* **TASK**
Look down the entries below and report how many lines hold the string "Windows"; write nothing else.

>>>

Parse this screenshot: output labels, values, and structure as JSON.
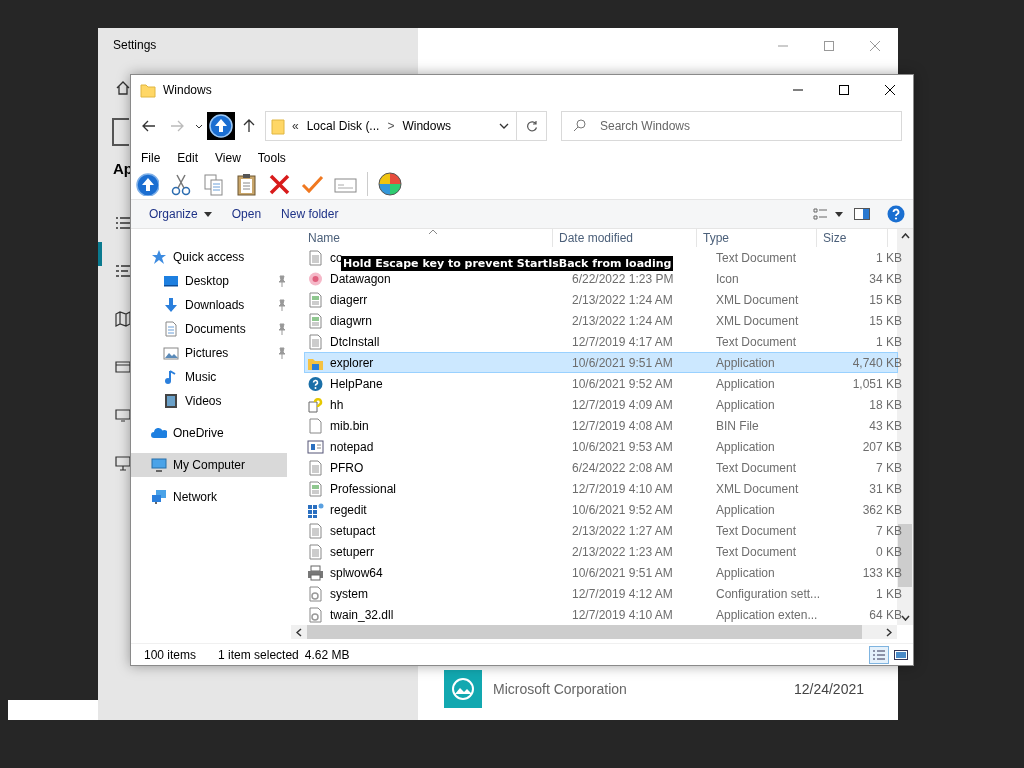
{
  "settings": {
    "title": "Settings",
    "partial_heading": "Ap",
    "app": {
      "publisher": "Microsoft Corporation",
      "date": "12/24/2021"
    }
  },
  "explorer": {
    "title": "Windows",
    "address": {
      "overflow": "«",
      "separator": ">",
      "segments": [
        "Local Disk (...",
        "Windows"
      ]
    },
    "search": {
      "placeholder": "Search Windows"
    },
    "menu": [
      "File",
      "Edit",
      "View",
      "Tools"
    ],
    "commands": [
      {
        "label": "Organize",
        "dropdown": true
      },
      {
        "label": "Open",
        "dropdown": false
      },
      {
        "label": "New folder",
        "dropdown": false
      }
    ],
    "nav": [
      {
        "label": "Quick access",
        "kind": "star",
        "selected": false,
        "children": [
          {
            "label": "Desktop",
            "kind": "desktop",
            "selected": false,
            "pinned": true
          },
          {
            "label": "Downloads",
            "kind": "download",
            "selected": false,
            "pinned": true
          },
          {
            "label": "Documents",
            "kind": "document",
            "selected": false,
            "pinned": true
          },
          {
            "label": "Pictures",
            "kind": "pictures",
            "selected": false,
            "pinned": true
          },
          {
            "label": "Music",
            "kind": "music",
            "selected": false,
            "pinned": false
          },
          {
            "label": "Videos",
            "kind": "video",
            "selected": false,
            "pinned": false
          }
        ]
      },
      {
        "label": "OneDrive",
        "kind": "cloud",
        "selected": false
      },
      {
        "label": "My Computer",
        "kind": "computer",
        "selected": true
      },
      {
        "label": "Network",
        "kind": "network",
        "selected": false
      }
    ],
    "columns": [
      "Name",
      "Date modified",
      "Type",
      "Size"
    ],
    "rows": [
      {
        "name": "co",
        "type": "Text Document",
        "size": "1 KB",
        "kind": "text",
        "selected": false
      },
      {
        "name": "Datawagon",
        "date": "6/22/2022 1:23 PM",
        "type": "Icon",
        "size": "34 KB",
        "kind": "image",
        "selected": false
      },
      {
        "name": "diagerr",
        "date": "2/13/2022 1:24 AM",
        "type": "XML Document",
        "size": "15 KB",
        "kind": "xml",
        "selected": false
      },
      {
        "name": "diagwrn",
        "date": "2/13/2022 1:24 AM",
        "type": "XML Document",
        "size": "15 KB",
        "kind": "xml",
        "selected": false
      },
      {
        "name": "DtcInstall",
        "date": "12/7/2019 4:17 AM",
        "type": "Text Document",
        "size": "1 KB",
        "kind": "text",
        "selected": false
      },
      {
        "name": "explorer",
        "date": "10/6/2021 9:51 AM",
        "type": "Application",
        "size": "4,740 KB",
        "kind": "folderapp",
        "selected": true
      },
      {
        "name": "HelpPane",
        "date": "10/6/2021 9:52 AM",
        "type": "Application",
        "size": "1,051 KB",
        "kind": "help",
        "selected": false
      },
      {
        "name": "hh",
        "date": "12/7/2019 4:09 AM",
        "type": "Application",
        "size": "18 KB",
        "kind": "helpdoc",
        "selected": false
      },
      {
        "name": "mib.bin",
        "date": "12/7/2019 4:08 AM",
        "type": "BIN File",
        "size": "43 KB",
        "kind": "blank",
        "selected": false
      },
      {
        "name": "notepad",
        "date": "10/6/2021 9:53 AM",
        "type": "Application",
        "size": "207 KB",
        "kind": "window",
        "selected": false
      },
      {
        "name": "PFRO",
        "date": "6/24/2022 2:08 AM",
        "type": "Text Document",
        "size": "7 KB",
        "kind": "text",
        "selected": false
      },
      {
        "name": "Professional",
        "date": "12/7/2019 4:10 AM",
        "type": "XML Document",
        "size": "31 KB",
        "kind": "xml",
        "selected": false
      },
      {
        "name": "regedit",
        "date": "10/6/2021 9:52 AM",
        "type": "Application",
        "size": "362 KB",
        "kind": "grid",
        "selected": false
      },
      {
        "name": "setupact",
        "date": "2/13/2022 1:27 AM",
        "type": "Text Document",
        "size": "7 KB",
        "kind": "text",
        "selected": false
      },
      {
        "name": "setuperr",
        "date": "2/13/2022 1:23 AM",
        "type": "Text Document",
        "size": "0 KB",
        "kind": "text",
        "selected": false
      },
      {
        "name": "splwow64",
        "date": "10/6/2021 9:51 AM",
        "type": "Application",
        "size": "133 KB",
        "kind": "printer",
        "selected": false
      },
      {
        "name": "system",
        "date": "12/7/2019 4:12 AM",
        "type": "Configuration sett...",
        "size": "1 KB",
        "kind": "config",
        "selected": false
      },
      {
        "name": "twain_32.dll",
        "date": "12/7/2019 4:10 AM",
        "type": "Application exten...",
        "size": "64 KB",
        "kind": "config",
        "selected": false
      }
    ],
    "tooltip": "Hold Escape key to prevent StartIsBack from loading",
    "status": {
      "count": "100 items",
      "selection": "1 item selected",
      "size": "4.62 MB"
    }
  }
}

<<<

* **WRITTEN ANSWER**
3